Another team that made massive gains was the newly promoted Mount Druitt Town Rangers. While the quality of the squad was tested early at the next level, Aidan Desmond adjusted, working out who was handling the stage, and eventually got the defensive and attacking formulas in place, so much so they came into the last round with hope still of a finals birth.
While Fabricio Fernandez shined throughout, others like Carlos Saliadarre, Lord Darkoh, Solomon Monahan-Vaiika and Toufic Alamaddine stepped up consistently, while John Roberts added pace and Mirjan Pavlovic experience to the attack in the second half of the season.
It was similar at the Sutherland Sharks, who had come into the season with a best of NPL 2 formula, and while the football under Terry Palapanis was very good in the early going, they didn’t quite get the goals their play perhaps warranted.
But Palapanis was able to adjust mid-season, bringing in Charles Lokilingoy, Liam McGing and Jerry Skotadis. Lokolingoy in particular added a verticality that gave space to the likes of Raul Beneit and others to play, and they went on the 10 game run where they looked as good as anyone.
Manly, too, threatened to be a finals fixture for long periods until a late fade-out, and in the end, despite again being solid defensively, and offering some brightness in attack through Brendan Cholakian and Adam Parkhouse, it was perhaps the lack of goals from the number 9 position that ultimately cost them. Irrespective, they made a great fist of their FFA Cup run, getting a first interstate trip, and introduced some bright prospects.
Perhaps Rockdale were the big underachievers, threatening at one point to mount a title run when they became the first team to knock off the Wolves after changing managers, but it proved fleeting. A second change of manager and a late return from injury from Panni Nikas threatened to re-ignite a finals push, but it fell short.
While Olympic missing out of the finals after the success of last season was an underachievement, there were games and periods where the Olympic of ‘old’ (ie. last season) threated to show itself, but ultimately they couldn’t get enough consistently from the creative line behind Sanchez as teams dropped off, not allowing their counter to spark, and with no Max Burgess, they weren’t able to find someone to consistently unlock the door.

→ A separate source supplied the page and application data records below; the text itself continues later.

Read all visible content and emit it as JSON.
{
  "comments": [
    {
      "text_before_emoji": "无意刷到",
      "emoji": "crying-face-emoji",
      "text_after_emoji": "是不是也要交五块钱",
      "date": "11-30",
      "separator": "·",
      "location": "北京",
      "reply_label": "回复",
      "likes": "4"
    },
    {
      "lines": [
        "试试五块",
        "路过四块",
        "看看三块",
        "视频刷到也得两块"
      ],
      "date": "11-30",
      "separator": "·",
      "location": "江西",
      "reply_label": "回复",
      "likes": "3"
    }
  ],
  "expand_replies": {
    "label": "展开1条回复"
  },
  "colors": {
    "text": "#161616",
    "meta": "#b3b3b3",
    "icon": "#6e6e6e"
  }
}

Ultimately it was another fantastic and fascinating season which had great interest throughout, rewarding the team in Wollongong who did their business and preparation in the pre-season, and perhaps got the jump on everyone in the early going.
But it also rewarded those old-fashioned football principles of being able to adjust and tinker on the run, finding the solutions to fit, and many including APIA had great success on that front, especially in the second half of the campaign, which ultimately made it such a competitive and high quality season, played out till the end.
Bring on 2020.
Follow Tony on Twitter – @TonyTannousTRBA